To my amazement, no less than my former analytical nemesis—the San Diego Union-Tribune—recently published a perfectly cordial article about this very website. That the UT has gone from exclusively rehashing CAR propaganda to interviewing some bearish-on-real-estate jackass with a sporadically Victorian-themed website just goes to show how much sentiment has shifted in the past year. But while interesting, the sea change in local sentiment is not what this article is about.
Instead, I want to expound a bit on the section of the article that generated the most feedback:
He does a lot of substantive research, and he kind of caught on because he was one of the guys who didn’t have the go-go attitude of the Association of Realtors,” [local real estate consultant Gary] London said.
But statistics alone don’t tell the story of why people buy homes, London contends.
“Rich understands the numbers, but he doesn’t understand the role psychology plays in housing,” London said. “That’s where guys like Rich miss it.”
I know Gary, and I think he’s a real good guy who is making an honest effort to figure this stuff out. But we disagree on some things, and as would be expected I disagree specifically with the characterization that I don’t understand market psychology. Given that I’ve been accused of this before, and will probably be again, I thought I’d take some time to set the record straight. Besides, what’s the point of having my own website if I can’t occasionally use it to get in the last word?
I suppose that one could note my emphasis on data and assume I am some sort of impassive misanthrope whose only glimmer of pleasure comes from long nights spent manipulating my beloved database tables as my long-suffering wife looks resignedly on in aching loneliness. Our hypothetical reader believes that such a person—perhaps our reader now pauses to wonder whether such a joyless automaton can even be considered a person at all—could never understand the role that psychology and emotion play in buying a home.
Well, it’s a nice idea, but the reality is that I understand the psychological forces at work perfectly well. It is the still large but ever-dwindling herd of real estate permabulls who does not.
There is but one purpose served by all those fun-filled charts and graphs in the Bubble Primer (the series of articles, accessible at the upper right of this page, in which I lay out my case that San Diego housing is both way overpriced and at risk for a steep correction). That purpose is to use the process of elimination to zero in on the causes of the home price runup. One by one, we look at the actual numbers and see that none of the usual suspects—population, housing stock, income, rates, nice weather—can explain the magnitude of San Diego’s recent home price growth. And when you rule out all those potential demographic and economic causes, only one thing remains: psychology.
The psychology, to be specific, of a speculative financial mania.

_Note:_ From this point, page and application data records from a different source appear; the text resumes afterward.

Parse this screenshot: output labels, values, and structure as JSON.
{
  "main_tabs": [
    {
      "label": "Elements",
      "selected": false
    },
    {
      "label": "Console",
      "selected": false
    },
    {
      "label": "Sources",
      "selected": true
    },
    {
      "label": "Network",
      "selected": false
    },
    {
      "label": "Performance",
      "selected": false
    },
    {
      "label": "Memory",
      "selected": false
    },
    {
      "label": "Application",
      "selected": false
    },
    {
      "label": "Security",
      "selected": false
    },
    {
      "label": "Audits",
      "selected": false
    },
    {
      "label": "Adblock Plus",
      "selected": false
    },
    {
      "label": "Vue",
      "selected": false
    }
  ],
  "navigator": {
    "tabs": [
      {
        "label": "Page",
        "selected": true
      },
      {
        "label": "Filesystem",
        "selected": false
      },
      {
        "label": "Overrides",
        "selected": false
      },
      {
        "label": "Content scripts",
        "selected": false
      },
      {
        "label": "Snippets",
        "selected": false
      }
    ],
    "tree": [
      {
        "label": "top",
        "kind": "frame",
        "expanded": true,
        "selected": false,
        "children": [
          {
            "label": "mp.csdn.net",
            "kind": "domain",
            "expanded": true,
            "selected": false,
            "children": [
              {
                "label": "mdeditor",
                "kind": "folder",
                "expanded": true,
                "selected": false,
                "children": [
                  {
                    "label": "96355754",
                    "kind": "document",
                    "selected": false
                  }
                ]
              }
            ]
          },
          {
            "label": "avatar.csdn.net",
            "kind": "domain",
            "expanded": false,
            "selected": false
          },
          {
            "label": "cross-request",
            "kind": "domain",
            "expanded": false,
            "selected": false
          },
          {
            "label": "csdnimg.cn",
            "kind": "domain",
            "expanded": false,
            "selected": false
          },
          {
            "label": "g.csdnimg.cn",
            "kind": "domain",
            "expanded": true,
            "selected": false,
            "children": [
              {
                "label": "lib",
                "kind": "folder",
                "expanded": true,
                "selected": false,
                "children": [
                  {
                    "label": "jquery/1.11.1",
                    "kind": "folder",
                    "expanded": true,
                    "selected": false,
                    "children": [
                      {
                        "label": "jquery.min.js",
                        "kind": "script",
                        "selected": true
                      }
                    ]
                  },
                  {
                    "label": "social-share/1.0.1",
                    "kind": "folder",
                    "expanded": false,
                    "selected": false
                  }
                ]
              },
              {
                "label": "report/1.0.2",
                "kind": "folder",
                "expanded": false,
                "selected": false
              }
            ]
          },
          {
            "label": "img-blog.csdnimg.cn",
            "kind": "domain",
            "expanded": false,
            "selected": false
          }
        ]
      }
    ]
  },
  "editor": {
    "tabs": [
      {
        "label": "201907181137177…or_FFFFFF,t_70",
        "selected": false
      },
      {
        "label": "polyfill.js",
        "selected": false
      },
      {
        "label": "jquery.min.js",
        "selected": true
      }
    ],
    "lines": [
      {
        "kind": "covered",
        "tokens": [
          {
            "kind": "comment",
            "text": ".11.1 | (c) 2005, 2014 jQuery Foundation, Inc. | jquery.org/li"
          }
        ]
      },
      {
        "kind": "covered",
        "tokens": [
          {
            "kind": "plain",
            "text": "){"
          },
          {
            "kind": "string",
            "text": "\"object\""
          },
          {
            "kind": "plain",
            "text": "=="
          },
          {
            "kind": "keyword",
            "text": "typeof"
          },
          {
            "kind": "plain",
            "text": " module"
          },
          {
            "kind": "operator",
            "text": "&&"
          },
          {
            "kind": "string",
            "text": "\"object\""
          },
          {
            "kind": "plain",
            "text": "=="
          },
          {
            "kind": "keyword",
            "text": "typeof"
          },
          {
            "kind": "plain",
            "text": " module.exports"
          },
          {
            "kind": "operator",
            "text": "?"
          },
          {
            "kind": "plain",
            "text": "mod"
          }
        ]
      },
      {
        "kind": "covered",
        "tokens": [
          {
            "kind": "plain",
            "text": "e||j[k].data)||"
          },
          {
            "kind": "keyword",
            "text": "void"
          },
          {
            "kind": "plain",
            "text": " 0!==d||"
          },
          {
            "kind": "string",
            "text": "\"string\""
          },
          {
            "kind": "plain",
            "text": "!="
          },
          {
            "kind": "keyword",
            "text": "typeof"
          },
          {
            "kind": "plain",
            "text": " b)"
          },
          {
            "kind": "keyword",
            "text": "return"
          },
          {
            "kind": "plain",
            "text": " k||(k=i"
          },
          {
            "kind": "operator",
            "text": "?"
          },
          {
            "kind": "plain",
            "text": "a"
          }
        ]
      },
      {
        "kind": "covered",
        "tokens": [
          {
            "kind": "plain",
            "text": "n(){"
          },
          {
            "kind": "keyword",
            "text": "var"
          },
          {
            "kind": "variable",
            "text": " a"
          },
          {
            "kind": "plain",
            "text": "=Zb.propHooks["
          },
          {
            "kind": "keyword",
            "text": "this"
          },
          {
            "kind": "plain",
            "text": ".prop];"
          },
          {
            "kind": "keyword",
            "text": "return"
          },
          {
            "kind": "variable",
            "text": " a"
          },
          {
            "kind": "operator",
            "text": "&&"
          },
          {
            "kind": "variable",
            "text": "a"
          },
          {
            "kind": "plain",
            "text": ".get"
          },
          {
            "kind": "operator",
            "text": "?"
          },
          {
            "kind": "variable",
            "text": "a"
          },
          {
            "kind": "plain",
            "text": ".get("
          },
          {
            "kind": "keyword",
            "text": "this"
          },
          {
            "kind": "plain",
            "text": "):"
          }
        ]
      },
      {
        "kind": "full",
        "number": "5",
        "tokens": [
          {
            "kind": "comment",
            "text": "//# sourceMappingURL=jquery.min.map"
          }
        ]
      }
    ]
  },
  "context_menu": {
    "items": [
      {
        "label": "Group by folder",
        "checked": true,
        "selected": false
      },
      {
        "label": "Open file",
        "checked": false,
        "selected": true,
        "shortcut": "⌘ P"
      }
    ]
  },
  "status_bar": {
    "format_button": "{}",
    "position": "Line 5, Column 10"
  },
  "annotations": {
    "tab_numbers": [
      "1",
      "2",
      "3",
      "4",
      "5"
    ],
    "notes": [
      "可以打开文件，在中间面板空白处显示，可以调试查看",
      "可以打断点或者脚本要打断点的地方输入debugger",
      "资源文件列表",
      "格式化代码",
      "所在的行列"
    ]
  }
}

The typical San Diegan has been trained by a long and stunning rise in home prices to believe many things. He believes with all his heart that owning real estate is the road to riches. He believes continued rising prices will soon render him unable to buy a home, and that he should thus buy one now at whatever the price. Since he believes that real estate never goes down, he has no issue borrowing the full cost of the house through an adjustable rate, negative amortization loan. Sure, the payments will go up in a couple years, but he believes that by that time he will have sold his new home at a tidy profit and moved up a rung on the ladder to real estate barony.
These are not rational beliefs that are borne out by facts and figures. They are beliefs of the heart—a gospel that is sung by an entire city of happy and equity-rich homeowners. Why bother checking the facts on something that is common knowledge? Why question all those Lexus-driving real estate investors whose recent financial success must indicate some superior understanding of the situation? Perhaps most importantly, why allow your smug co-worker or neighbor to make all the money and leave you behind? It’s much easier—and apparently more profitable—to starve your fear, feed your greed, and follow the crowd.
My friends, it is all psychology. That’s what this market is all about. Emotions are the rocket fuel with which San Diego home prices have been launched into the stratosphere. It is the people who deny this fact—making specious claims of a housing shortage, a vast increase in incomes, or a population surge—who do not understand the role that psychology has played in San Diego’s housing market.
What will happen when that optimism wanes or, worse yet, is replaced by pessimism? That’s the question everyone should be focused on.
I am fully aware that houses aren’t like stocks. People will not just dump their homes overnight if the market starts to sour, but will rather attempt to hang onto their homes until the market turns up again. As I outlined in the second Bubble Primer article, however, there are many reasons to believe that a large proportion of recent homebuyers have bet the farm on continued home price increases. The issue is not whether these people will choose to keep their homes when the emotional rocket fuel runs out and the artificially high demand for housing disappears. The issue is whether they will be able to keep their homes. To the extent that they are not able to do so, distressed selling will only render the market (and thus the market psychology) worse, which will in turn put more homeowners into financial trouble. Such a negative spiral could shift the entire emotional gravy train into reverse.
Of course, one can’t know exactly how the San Diego real estate market will play itself out. One can only interpret new developments as they occur, and in order to do so it is crucial to view market psychology from within the proper analytical framework. Those who deny that the San Diego housing market is in the grips of an emotion-fueled speculative mania are doomed to misinterpret the situation every step of the way.